• _Problem_:
Find the lines holding the string "colors" in the data, then copy all of them.

• _Supplied records_:
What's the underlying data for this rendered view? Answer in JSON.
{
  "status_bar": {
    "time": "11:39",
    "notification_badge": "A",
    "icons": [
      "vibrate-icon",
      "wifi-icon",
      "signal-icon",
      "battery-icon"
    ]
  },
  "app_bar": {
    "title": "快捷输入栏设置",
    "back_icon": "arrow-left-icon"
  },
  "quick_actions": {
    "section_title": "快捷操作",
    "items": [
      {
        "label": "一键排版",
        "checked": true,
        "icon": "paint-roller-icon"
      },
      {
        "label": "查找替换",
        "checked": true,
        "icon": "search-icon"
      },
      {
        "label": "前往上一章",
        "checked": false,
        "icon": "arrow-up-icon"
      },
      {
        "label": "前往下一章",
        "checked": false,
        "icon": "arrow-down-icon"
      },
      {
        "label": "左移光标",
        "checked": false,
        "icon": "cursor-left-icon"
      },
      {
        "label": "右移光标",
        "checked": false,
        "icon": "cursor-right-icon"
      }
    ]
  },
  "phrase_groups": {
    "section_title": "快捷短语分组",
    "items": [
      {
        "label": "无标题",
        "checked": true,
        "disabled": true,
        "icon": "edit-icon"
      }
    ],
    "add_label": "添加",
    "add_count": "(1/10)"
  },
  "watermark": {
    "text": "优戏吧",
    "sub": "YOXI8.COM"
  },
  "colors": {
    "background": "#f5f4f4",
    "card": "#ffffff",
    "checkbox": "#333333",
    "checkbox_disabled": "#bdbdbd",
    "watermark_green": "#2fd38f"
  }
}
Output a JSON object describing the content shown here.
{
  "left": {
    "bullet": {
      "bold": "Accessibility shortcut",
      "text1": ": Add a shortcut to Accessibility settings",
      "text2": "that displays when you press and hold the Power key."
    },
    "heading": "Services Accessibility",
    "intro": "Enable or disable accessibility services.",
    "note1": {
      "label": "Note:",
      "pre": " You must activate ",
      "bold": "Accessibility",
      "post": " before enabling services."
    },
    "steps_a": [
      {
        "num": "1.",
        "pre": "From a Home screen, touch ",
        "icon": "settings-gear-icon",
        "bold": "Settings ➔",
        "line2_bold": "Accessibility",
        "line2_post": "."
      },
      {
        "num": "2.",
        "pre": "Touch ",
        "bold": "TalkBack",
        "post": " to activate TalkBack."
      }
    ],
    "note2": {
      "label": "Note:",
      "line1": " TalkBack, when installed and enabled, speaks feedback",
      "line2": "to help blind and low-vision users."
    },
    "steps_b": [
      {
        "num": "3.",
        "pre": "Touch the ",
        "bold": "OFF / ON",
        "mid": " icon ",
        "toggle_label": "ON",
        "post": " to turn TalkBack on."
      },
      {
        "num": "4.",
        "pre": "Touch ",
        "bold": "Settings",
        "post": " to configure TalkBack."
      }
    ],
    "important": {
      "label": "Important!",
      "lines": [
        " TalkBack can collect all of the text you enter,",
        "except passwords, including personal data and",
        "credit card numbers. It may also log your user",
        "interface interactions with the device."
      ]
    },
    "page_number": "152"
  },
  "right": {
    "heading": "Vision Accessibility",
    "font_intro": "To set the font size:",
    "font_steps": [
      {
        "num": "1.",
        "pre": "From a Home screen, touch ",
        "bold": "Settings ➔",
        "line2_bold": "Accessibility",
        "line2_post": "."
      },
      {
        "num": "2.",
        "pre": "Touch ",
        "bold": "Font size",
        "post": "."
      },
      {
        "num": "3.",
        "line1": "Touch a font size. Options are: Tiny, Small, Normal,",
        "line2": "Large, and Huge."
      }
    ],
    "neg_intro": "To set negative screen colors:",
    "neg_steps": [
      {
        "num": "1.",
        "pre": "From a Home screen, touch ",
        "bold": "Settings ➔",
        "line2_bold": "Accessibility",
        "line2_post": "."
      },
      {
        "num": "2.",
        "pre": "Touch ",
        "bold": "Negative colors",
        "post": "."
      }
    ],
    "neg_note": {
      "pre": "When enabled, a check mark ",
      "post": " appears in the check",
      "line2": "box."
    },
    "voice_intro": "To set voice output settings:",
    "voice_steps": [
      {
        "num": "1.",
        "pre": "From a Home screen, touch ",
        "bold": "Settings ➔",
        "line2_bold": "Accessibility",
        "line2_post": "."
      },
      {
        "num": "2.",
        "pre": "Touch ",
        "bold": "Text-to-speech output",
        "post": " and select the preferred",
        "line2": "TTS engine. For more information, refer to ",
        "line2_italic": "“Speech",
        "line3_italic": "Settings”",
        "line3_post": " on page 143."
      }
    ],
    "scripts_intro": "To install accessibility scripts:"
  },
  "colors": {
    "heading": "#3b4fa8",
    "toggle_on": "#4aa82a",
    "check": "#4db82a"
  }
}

• _Solution to this task_:
  "colors": {
    "neg_intro": "To set negative screen colors:",
        "bold": "Negative colors",
  "colors": {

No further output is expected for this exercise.